→ Task description: In the lines below, look for "celebrity". Copy each line where it appears.

(Excerpts from a dataset)
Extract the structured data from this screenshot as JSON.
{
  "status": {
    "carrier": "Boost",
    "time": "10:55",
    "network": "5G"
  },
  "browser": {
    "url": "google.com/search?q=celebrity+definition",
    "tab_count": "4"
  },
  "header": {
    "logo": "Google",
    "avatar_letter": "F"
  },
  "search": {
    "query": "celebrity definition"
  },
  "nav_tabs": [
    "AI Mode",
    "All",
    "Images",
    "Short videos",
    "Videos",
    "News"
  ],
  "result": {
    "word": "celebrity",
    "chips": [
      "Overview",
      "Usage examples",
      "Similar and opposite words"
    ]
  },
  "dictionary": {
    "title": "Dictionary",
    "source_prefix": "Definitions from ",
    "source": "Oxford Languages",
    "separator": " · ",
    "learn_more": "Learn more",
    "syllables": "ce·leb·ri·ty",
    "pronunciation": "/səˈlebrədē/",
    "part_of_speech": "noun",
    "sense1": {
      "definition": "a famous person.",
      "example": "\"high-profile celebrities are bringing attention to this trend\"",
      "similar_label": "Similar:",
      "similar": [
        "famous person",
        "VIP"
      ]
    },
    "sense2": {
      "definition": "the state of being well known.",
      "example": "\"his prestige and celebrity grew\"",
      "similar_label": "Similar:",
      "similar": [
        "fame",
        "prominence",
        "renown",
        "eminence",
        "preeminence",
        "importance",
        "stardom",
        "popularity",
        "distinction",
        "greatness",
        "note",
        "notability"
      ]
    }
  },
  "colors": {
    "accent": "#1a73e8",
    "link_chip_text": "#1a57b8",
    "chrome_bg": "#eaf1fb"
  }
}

→ Output for this task:
    "url": "google.com/search?q=celebrity+definition",
    "query": "celebrity definition"
    "word": "celebrity",
      "example": "\"his prestige and celebrity grew\"",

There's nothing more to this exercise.